Stored data entries
_ _ _ _

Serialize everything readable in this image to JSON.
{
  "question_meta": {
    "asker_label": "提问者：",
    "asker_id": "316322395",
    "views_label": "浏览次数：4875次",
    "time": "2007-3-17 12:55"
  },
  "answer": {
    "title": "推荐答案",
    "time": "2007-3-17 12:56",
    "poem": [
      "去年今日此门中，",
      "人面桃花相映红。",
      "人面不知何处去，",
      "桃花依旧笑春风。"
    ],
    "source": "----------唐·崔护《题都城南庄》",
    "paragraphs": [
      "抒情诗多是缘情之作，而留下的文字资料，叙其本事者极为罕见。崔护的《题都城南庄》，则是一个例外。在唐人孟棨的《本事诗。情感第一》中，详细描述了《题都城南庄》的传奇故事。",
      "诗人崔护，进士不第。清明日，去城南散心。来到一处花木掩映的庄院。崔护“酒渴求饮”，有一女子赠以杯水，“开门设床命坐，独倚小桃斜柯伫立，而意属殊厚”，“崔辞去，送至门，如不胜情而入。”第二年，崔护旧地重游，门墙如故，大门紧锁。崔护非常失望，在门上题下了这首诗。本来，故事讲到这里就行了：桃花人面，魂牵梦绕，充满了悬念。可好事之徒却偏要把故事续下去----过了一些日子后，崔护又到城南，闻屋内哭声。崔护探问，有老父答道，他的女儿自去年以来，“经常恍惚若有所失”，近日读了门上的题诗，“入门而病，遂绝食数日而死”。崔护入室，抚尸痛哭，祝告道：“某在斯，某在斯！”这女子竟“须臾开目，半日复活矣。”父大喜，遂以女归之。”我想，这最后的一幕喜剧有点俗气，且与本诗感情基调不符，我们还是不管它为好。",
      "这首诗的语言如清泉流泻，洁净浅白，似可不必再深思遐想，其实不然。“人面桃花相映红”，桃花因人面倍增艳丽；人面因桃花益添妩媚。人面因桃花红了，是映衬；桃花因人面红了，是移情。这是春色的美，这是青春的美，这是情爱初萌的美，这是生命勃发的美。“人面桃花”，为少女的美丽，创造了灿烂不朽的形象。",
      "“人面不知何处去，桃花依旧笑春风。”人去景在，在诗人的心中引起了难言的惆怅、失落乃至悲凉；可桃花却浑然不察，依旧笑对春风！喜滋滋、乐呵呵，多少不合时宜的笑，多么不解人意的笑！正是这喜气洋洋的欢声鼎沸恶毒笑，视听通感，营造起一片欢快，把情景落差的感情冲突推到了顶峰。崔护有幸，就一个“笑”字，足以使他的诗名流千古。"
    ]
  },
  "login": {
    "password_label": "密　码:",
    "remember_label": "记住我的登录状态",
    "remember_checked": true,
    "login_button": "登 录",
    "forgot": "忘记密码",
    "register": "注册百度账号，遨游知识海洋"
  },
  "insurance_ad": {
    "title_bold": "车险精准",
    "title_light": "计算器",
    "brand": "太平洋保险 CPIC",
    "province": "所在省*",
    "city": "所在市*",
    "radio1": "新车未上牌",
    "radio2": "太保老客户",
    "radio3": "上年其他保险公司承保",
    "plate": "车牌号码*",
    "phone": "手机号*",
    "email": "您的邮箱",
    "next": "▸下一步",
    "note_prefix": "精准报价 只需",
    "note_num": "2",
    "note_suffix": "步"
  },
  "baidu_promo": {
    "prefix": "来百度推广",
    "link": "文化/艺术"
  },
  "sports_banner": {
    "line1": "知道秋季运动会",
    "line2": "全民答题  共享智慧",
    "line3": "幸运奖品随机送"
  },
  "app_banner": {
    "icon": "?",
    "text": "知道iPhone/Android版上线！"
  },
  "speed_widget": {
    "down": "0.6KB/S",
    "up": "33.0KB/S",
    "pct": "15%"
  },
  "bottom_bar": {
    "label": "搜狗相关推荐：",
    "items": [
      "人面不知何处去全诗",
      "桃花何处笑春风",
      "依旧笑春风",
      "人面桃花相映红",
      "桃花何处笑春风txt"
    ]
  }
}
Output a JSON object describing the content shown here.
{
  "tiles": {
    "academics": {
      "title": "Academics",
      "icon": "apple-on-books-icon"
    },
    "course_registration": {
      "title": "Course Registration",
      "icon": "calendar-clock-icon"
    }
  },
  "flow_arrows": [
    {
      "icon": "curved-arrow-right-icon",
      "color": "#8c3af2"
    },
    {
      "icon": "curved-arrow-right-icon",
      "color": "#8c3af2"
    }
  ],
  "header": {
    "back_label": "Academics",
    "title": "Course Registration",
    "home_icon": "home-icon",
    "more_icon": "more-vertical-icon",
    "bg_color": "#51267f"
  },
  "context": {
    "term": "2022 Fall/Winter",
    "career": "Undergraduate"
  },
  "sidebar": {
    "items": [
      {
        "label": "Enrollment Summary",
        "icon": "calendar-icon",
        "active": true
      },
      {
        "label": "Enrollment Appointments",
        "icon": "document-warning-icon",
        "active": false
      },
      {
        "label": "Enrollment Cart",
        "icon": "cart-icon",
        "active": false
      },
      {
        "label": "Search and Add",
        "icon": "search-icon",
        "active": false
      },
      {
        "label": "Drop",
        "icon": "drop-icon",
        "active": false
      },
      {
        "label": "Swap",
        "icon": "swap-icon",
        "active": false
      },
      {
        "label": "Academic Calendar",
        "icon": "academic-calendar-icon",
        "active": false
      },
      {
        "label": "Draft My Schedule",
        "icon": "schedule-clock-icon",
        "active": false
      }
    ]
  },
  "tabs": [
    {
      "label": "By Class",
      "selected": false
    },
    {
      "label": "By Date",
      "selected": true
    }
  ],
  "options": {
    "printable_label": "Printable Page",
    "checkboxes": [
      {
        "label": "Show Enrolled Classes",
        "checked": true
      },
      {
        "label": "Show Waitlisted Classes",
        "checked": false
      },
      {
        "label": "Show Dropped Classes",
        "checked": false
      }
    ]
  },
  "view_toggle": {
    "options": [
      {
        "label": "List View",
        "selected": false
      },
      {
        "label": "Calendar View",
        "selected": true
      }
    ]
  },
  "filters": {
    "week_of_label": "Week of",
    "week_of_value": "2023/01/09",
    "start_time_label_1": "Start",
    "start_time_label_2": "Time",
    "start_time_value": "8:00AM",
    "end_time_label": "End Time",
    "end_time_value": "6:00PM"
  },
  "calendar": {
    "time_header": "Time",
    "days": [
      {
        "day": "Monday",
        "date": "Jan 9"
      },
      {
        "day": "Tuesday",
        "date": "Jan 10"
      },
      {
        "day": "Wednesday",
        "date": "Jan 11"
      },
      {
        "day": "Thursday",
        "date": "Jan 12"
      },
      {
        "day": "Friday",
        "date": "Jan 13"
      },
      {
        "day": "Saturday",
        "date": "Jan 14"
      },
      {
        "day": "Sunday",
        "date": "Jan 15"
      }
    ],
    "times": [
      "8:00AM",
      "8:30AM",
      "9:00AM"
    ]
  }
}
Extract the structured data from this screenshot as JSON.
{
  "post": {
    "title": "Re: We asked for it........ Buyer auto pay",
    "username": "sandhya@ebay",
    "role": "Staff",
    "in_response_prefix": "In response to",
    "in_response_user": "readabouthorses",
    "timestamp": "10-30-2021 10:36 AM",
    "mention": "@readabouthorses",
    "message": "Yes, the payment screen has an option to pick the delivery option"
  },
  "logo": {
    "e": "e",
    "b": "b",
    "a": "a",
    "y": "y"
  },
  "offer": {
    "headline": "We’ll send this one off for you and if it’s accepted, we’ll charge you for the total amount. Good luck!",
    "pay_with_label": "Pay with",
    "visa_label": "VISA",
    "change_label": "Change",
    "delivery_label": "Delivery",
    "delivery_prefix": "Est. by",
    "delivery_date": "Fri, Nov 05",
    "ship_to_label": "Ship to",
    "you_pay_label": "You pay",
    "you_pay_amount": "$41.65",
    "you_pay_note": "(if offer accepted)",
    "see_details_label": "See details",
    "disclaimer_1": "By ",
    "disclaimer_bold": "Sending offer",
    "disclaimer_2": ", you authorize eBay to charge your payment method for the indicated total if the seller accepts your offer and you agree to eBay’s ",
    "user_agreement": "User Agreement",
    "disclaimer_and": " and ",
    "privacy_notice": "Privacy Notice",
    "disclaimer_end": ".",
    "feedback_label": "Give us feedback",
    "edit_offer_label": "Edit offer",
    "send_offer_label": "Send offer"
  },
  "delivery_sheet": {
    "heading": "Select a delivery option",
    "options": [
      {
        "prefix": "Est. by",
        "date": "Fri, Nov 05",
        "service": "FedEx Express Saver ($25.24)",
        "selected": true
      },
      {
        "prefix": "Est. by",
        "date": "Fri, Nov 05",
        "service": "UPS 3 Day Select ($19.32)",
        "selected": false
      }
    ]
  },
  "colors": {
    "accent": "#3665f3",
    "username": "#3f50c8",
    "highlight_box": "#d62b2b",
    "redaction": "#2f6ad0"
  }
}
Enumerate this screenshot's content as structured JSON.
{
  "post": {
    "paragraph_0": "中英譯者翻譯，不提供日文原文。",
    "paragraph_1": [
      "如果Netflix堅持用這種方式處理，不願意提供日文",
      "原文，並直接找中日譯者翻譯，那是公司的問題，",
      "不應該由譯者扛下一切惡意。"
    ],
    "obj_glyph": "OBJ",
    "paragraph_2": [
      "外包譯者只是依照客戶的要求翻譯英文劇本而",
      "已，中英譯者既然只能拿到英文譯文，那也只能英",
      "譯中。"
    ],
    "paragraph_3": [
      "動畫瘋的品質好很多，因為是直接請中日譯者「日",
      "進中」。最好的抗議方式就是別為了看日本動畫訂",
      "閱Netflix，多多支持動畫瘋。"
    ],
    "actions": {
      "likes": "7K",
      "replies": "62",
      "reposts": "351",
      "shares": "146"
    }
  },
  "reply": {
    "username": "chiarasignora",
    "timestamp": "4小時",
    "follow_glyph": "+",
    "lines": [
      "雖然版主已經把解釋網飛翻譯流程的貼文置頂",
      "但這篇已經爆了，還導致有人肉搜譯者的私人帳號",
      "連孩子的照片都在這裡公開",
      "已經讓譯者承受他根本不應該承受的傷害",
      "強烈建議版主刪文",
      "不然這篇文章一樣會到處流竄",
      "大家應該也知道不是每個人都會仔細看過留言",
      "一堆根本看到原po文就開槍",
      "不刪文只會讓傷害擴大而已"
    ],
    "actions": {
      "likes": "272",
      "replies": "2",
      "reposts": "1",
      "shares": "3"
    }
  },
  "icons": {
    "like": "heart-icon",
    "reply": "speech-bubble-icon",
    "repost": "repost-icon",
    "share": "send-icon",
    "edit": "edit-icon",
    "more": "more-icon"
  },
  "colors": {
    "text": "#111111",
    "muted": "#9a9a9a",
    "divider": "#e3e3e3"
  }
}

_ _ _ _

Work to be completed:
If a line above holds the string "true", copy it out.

Exercise answer:
    "remember_checked": true,
        "active": true
      "selected": true
        "checked": true
        "selected": true
        "selected": true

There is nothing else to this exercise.